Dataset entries
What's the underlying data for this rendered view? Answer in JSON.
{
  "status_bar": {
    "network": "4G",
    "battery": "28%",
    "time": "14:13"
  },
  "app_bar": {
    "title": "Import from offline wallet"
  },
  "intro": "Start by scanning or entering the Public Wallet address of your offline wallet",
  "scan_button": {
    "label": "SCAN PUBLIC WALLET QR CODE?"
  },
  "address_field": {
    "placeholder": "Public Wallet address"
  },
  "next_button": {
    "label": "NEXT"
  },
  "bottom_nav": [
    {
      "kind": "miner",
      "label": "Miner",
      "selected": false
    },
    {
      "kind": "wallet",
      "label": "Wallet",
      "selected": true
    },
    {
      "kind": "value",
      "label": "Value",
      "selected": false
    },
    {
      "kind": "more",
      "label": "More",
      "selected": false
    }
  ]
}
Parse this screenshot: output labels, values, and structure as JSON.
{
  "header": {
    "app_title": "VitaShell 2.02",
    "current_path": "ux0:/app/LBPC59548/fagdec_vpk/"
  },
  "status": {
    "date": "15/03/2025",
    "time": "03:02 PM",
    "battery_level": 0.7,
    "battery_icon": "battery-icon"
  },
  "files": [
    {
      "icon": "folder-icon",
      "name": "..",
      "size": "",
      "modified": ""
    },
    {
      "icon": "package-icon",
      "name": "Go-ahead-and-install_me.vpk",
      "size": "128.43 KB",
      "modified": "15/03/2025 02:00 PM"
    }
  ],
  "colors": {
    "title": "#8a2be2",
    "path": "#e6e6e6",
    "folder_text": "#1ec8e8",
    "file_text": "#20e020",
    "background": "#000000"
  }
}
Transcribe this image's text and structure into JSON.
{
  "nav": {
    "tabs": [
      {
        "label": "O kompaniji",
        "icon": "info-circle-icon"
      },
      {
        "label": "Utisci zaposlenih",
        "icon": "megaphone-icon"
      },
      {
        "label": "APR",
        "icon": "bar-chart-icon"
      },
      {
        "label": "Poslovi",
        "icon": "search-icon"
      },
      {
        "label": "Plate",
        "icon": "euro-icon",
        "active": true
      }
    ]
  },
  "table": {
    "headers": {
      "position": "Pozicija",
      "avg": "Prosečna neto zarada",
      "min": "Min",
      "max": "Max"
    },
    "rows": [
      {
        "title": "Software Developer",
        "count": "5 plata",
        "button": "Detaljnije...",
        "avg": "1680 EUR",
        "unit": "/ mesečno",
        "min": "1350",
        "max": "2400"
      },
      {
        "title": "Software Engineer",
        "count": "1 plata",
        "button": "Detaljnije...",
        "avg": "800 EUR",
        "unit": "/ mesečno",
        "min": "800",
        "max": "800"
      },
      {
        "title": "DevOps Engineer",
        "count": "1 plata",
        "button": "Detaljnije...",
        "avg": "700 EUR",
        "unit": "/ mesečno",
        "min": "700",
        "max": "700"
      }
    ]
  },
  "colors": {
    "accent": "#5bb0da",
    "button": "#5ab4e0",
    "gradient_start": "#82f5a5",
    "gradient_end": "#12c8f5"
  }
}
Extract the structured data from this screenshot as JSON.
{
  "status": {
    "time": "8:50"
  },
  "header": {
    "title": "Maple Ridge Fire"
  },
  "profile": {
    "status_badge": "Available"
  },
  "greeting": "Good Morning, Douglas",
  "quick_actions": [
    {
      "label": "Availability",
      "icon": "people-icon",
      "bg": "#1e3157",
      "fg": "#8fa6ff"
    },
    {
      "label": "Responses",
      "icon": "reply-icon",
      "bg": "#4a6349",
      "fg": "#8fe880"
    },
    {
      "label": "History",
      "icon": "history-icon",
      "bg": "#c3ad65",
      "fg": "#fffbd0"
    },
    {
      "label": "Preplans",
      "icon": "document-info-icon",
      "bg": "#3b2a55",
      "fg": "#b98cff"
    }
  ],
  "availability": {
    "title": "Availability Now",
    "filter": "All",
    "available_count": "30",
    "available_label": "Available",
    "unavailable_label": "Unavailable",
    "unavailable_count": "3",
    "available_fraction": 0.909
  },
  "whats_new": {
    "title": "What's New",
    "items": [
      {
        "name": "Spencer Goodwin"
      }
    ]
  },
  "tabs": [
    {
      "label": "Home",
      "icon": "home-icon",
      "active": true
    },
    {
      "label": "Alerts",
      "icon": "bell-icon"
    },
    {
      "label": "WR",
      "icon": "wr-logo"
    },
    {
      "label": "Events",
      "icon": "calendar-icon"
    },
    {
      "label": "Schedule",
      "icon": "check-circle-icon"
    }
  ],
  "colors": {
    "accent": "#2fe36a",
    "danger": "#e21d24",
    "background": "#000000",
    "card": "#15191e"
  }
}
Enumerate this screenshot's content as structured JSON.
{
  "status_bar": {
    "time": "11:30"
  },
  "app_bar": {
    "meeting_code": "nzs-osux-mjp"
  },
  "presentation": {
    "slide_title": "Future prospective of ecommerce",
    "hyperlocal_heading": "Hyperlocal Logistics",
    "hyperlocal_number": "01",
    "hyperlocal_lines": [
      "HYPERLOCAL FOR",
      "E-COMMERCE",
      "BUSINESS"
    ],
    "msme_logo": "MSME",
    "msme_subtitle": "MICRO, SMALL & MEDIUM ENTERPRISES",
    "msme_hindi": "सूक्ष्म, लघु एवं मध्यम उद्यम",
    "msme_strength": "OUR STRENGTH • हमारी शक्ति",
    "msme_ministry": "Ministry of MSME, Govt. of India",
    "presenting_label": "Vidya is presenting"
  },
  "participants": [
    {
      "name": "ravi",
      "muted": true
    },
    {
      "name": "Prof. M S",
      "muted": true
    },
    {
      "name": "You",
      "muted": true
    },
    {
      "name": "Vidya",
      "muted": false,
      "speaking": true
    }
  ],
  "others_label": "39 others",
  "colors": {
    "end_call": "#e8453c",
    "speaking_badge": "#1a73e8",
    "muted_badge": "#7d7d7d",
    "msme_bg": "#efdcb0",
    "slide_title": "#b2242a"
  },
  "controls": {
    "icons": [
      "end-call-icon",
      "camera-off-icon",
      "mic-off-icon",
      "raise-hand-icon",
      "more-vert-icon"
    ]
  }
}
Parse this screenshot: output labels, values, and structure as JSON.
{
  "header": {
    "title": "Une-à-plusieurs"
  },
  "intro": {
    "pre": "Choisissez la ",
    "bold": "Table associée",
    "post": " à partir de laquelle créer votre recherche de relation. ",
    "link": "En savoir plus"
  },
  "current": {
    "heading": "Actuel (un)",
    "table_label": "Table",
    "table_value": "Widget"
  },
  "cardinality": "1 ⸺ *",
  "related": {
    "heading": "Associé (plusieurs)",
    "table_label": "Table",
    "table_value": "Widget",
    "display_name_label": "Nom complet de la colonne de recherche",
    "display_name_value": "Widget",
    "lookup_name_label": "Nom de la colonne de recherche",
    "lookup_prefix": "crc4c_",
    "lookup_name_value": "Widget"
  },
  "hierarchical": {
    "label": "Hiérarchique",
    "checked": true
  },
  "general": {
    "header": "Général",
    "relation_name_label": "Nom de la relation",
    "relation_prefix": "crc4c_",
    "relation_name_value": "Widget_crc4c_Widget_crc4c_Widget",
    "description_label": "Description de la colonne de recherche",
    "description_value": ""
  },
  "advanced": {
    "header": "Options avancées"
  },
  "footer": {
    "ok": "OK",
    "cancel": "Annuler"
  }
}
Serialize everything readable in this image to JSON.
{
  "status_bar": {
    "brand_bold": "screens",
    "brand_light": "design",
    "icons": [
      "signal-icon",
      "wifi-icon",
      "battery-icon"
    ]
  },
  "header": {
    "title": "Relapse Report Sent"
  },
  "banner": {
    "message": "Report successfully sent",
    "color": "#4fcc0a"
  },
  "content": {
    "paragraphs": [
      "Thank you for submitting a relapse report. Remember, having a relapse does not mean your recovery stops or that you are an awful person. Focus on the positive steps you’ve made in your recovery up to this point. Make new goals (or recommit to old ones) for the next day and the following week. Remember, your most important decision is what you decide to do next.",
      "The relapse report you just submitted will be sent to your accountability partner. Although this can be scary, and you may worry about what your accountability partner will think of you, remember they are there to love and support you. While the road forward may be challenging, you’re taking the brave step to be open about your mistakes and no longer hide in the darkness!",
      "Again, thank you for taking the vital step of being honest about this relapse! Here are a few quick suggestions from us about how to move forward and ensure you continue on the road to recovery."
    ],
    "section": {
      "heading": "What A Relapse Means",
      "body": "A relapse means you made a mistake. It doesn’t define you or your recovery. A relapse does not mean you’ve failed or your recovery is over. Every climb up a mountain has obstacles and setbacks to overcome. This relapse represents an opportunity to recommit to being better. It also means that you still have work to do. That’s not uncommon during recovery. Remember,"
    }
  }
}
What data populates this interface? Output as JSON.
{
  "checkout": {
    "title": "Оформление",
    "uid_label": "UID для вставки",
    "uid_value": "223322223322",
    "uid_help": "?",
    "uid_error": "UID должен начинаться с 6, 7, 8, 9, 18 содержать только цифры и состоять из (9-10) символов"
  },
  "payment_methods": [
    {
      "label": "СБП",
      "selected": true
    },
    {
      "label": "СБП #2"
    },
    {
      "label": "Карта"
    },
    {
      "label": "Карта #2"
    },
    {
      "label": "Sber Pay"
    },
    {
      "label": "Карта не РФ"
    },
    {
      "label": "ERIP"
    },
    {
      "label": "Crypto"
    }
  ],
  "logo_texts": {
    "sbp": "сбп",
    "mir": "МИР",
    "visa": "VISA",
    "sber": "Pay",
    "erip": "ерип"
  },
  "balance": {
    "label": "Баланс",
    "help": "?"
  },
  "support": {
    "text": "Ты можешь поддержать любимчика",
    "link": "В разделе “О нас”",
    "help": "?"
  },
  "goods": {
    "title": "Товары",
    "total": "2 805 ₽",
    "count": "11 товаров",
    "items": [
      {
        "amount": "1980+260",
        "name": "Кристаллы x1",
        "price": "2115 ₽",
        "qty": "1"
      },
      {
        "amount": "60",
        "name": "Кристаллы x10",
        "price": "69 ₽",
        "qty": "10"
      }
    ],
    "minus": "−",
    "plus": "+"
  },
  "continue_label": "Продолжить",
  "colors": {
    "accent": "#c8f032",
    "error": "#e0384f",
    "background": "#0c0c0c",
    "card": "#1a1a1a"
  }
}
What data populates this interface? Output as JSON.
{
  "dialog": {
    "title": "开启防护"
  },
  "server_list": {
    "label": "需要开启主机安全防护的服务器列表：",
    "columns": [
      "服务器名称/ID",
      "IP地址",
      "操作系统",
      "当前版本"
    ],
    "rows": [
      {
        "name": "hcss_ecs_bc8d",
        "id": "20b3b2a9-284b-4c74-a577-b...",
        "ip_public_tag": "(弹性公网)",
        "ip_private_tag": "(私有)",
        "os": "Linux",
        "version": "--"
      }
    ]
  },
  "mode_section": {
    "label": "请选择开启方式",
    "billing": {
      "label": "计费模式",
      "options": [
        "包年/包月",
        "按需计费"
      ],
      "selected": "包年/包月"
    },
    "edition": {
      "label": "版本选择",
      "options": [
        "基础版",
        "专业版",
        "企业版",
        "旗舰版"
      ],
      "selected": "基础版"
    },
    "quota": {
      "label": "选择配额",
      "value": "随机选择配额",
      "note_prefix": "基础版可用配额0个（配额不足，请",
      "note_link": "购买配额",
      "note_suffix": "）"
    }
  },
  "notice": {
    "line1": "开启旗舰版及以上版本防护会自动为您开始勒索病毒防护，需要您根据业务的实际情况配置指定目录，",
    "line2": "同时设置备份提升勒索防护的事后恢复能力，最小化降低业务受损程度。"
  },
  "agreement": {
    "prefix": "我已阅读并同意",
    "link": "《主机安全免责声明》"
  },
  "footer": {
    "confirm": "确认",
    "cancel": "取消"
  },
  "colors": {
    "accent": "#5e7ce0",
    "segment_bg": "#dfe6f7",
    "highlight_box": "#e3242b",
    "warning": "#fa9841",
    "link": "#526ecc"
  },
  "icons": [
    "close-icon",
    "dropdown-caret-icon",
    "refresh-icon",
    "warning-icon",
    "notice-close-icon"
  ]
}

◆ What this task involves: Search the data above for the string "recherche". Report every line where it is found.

◆ Response to the exercise:
    "post": " à partir de laquelle créer votre recherche de relation. ",
    "display_name_label": "Nom complet de la colonne de recherche",
    "lookup_name_label": "Nom de la colonne de recherche",
    "description_label": "Description de la colonne de recherche",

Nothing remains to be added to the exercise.